Felony Murder in Missouri

By Matt Shepherd

The current law in Missouri makes killing someone while perpetrating a felony or fleeing from the perpetration of a felony a crime known as “Second-Degree Felony Murder”. This crime is punishable by 10 years to life in prison in addition to whatever sentence is given for the actual felony committed. This seems reasonable at first, but in practice presents a great divergence between the law and morality. The problem with the “felony murder” charge is that no criminal intent is necessary for the actual murder. Killings that would otherwise be classified as second-degree involuntary manslaughter at worst can carry severe, life-ruining punishments because of the “felony murder” charge.

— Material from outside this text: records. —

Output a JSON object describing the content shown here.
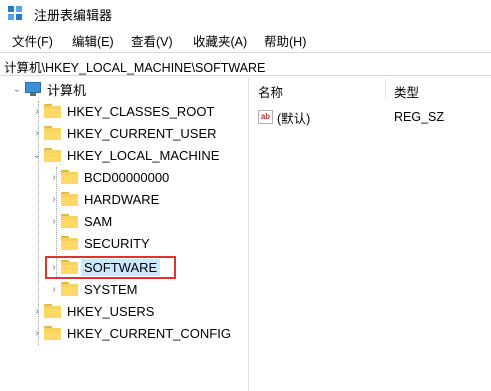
{
  "window": {
    "title": "注册表编辑器"
  },
  "menu": [
    "文件(F)",
    "编辑(E)",
    "查看(V)",
    "收藏夹(A)",
    "帮助(H)"
  ],
  "address": "计算机\\HKEY_LOCAL_MACHINE\\SOFTWARE",
  "tree": {
    "root": "计算机",
    "hives": [
      "HKEY_CLASSES_ROOT",
      "HKEY_CURRENT_USER",
      "HKEY_LOCAL_MACHINE",
      "HKEY_USERS",
      "HKEY_CURRENT_CONFIG"
    ],
    "hklm_children": [
      "BCD00000000",
      "HARDWARE",
      "SAM",
      "SECURITY",
      "SOFTWARE",
      "SYSTEM"
    ],
    "selected": "SOFTWARE"
  },
  "list": {
    "columns": [
      "名称",
      "类型"
    ],
    "rows": [
      {
        "name": "(默认)",
        "type": "REG_SZ",
        "icon": "string-value-icon"
      }
    ]
  },
  "icons": {
    "app": "regedit-icon",
    "computer": "computer-icon",
    "folder": "folder-icon",
    "expand": "chevron-right-icon",
    "collapse": "chevron-down-icon"
  },
  "colors": {
    "selection": "#cce8ff",
    "highlight_box": "#e0332b",
    "folder": "#ffd966"
  }
}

Take the case of a man soberly driving with 35 grams of marijuana. He hits a patch of ice and his car veers into the middle of the road, fatally wounding another driver. Because he was in the act of committing a felony and killed someone, he can now be charged with felony murder. It does not matter that the felony marijuana possession had nothing to do with the accident. Felony murder does not require the felony to be related to the actual killing in any way. Under Missouri law, this man can potentially receive a life sentence.

In Colenberg v. Missouri, Colenberg was charged with felony murder for a hit and run he committed with a stolen car. The car had been stolen years before and the act of stealing the car had nothing to do with the hit and run incident. Admittedly, the details of this case reveal that Colenberg was no boy scout and far less deserving of sympathy than the man in the hypothetical marijuana instance. Nevertheless, serious questions must be asked when our justice system severely punishes people who do not have a culpable mens rea or mental state to commit a crime.

Many felonies are serious offenses, especially when people die as a result of those who commit them. However, it is undeniably barbaric to lock felony offenders up and throw away the key using the trumped up charge of felony murder. When there is no link between a felony and a death or any criminal intent that lead to the death, it goes against the fundamental principles of our justice system to employ the charge of felony murder.